--- Source material Enclosed Below ---

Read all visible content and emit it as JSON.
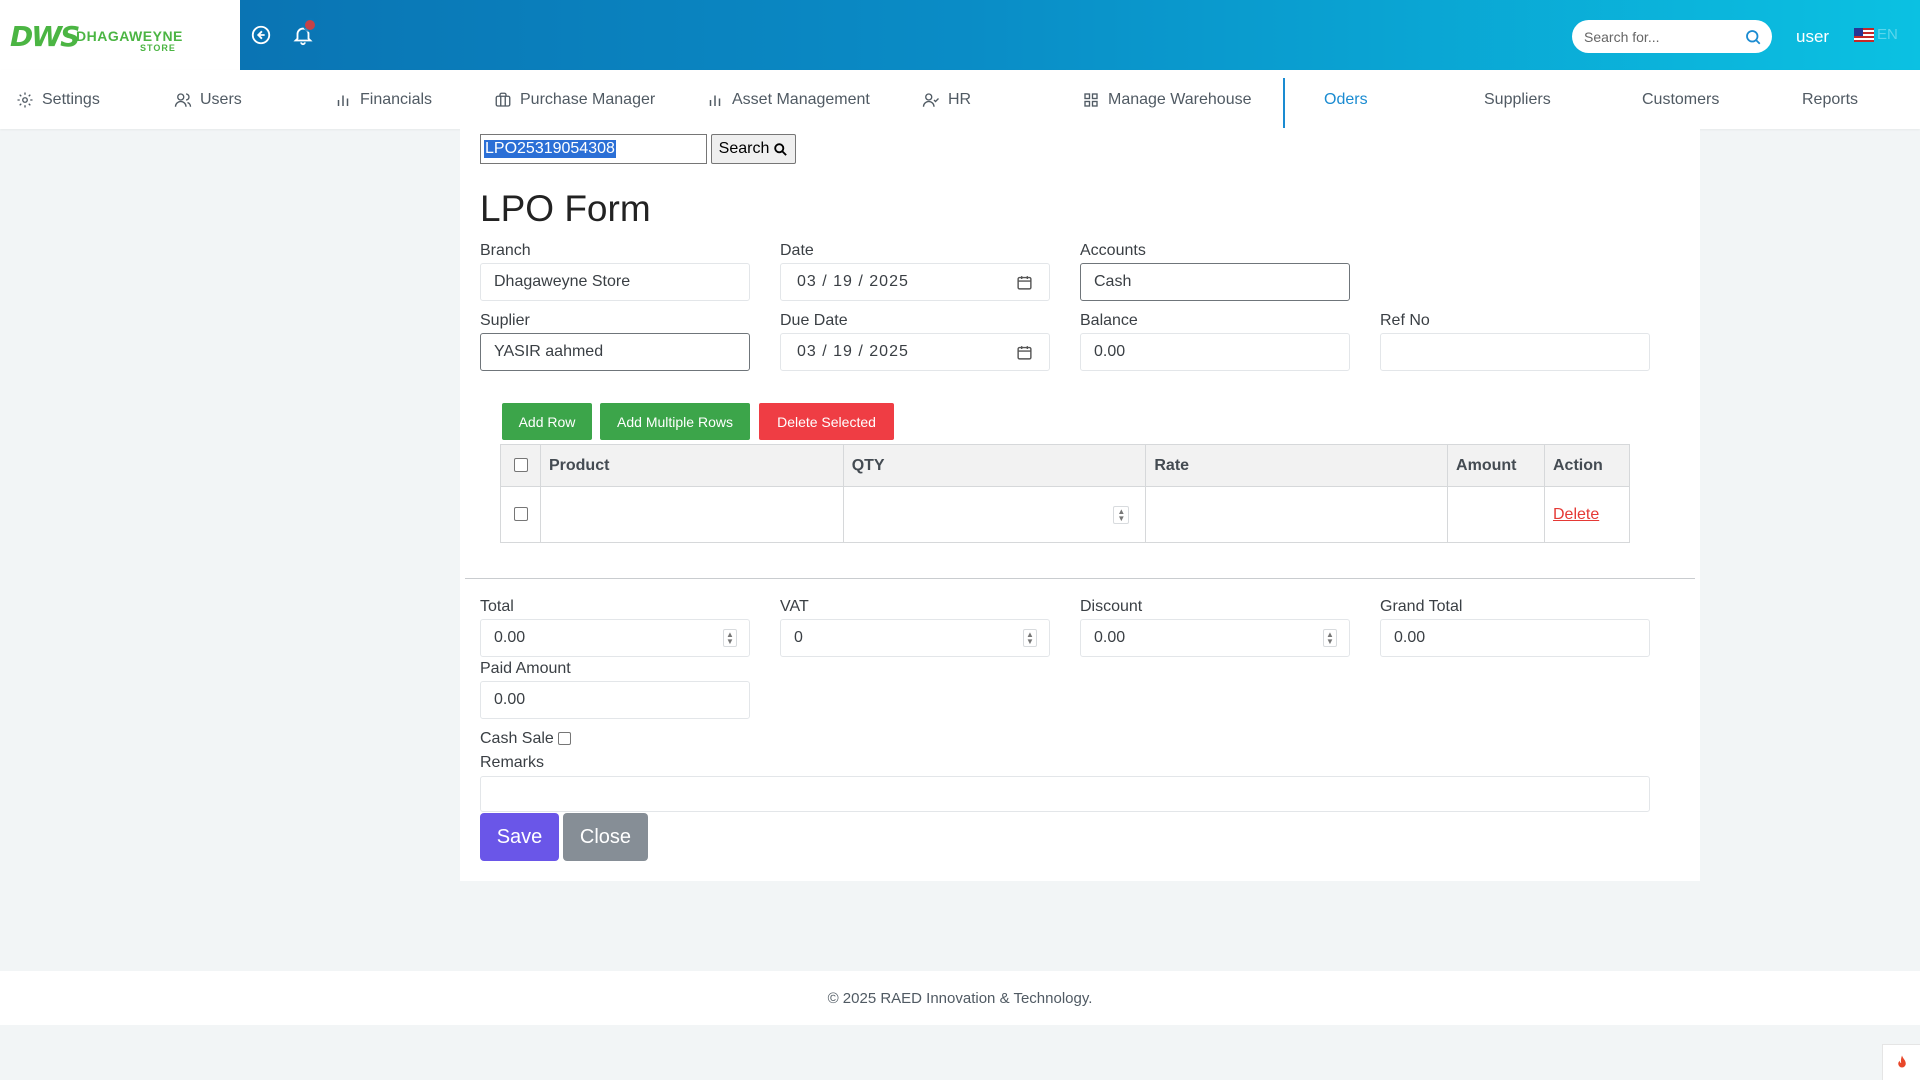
{
  "brand": {
    "mark": "DWS",
    "name": "DHAGAWEYNE",
    "sub": "STORE"
  },
  "header": {
    "search_placeholder": "Search for...",
    "user": "user",
    "lang": "EN"
  },
  "nav": {
    "items": [
      {
        "label": "Settings",
        "icon": "gear-icon"
      },
      {
        "label": "Users",
        "icon": "users-icon"
      },
      {
        "label": "Financials",
        "icon": "bar-chart-icon"
      },
      {
        "label": "Purchase Manager",
        "icon": "briefcase-icon"
      },
      {
        "label": "Asset Management",
        "icon": "bar-chart-icon"
      },
      {
        "label": "HR",
        "icon": "user-check-icon"
      },
      {
        "label": "Manage Warehouse",
        "icon": "grid-icon"
      },
      {
        "label": "Oders"
      },
      {
        "label": "Suppliers"
      },
      {
        "label": "Customers"
      },
      {
        "label": "Reports"
      }
    ],
    "active": "Oders"
  },
  "lookup": {
    "value": "LPO25319054308",
    "button": "Search"
  },
  "form": {
    "title": "LPO Form",
    "branch": {
      "label": "Branch",
      "value": "Dhagaweyne Store"
    },
    "date": {
      "label": "Date",
      "value": "03 / 19 / 2025"
    },
    "accounts": {
      "label": "Accounts",
      "value": "Cash"
    },
    "supplier": {
      "label": "Suplier",
      "value": "YASIR aahmed"
    },
    "due_date": {
      "label": "Due Date",
      "value": "03 / 19 / 2025"
    },
    "balance": {
      "label": "Balance",
      "value": "0.00"
    },
    "ref_no": {
      "label": "Ref No",
      "value": ""
    }
  },
  "actions": {
    "add_row": "Add Row",
    "add_multiple": "Add Multiple Rows",
    "delete_selected": "Delete Selected"
  },
  "table": {
    "columns": [
      "Product",
      "QTY",
      "Rate",
      "Amount",
      "Action"
    ],
    "rows": [
      {
        "product": "",
        "qty": "",
        "rate": "",
        "amount": "",
        "action": "Delete"
      }
    ]
  },
  "totals": {
    "total": {
      "label": "Total",
      "value": "0.00"
    },
    "vat": {
      "label": "VAT",
      "value": "0"
    },
    "discount": {
      "label": "Discount",
      "value": "0.00"
    },
    "grand_total": {
      "label": "Grand Total",
      "value": "0.00"
    },
    "paid_amount": {
      "label": "Paid Amount",
      "value": "0.00"
    },
    "cash_sale": {
      "label": "Cash Sale",
      "checked": false
    },
    "remarks": {
      "label": "Remarks",
      "value": ""
    }
  },
  "buttons": {
    "save": "Save",
    "close": "Close"
  },
  "footer": {
    "text": "© 2025 RAED Innovation & Technology."
  },
  "colors": {
    "accent": "#1a8bd1",
    "green": "#3ca54a",
    "red": "#ef3d44",
    "save": "#6a56e8",
    "close": "#868e96"
  }
}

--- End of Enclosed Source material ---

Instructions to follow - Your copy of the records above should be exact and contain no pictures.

Response to the exercise -
Read all visible content and emit it as JSON.
{
  "brand": {
    "mark": "DWS",
    "name": "DHAGAWEYNE",
    "sub": "STORE"
  },
  "header": {
    "search_placeholder": "Search for...",
    "user": "user",
    "lang": "EN"
  },
  "nav": {
    "items": [
      {
        "label": "Settings",
        "icon": "gear-icon"
      },
      {
        "label": "Users",
        "icon": "users-icon"
      },
      {
        "label": "Financials",
        "icon": "bar-chart-icon"
      },
      {
        "label": "Purchase Manager",
        "icon": "briefcase-icon"
      },
      {
        "label": "Asset Management",
        "icon": "bar-chart-icon"
      },
      {
        "label": "HR",
        "icon": "user-check-icon"
      },
      {
        "label": "Manage Warehouse",
        "icon": "grid-icon"
      },
      {
        "label": "Oders"
      },
      {
        "label": "Suppliers"
      },
      {
        "label": "Customers"
      },
      {
        "label": "Reports"
      }
    ],
    "active": "Oders"
  },
  "lookup": {
    "value": "LPO25319054308",
    "button": "Search"
  },
  "form": {
    "title": "LPO Form",
    "branch": {
      "label": "Branch",
      "value": "Dhagaweyne Store"
    },
    "date": {
      "label": "Date",
      "value": "03 / 19 / 2025"
    },
    "accounts": {
      "label": "Accounts",
      "value": "Cash"
    },
    "supplier": {
      "label": "Suplier",
      "value": "YASIR aahmed"
    },
    "due_date": {
      "label": "Due Date",
      "value": "03 / 19 / 2025"
    },
    "balance": {
      "label": "Balance",
      "value": "0.00"
    },
    "ref_no": {
      "label": "Ref No",
      "value": ""
    }
  },
  "actions": {
    "add_row": "Add Row",
    "add_multiple": "Add Multiple Rows",
    "delete_selected": "Delete Selected"
  },
  "table": {
    "columns": [
      "Product",
      "QTY",
      "Rate",
      "Amount",
      "Action"
    ],
    "rows": [
      {
        "product": "",
        "qty": "",
        "rate": "",
        "amount": "",
        "action": "Delete"
      }
    ]
  },
  "totals": {
    "total": {
      "label": "Total",
      "value": "0.00"
    },
    "vat": {
      "label": "VAT",
      "value": "0"
    },
    "discount": {
      "label": "Discount",
      "value": "0.00"
    },
    "grand_total": {
      "label": "Grand Total",
      "value": "0.00"
    },
    "paid_amount": {
      "label": "Paid Amount",
      "value": "0.00"
    },
    "cash_sale": {
      "label": "Cash Sale",
      "checked": false
    },
    "remarks": {
      "label": "Remarks",
      "value": ""
    }
  },
  "buttons": {
    "save": "Save",
    "close": "Close"
  },
  "footer": {
    "text": "© 2025 RAED Innovation & Technology."
  },
  "colors": {
    "accent": "#1a8bd1",
    "green": "#3ca54a",
    "red": "#ef3d44",
    "save": "#6a56e8",
    "close": "#868e96"
  }
}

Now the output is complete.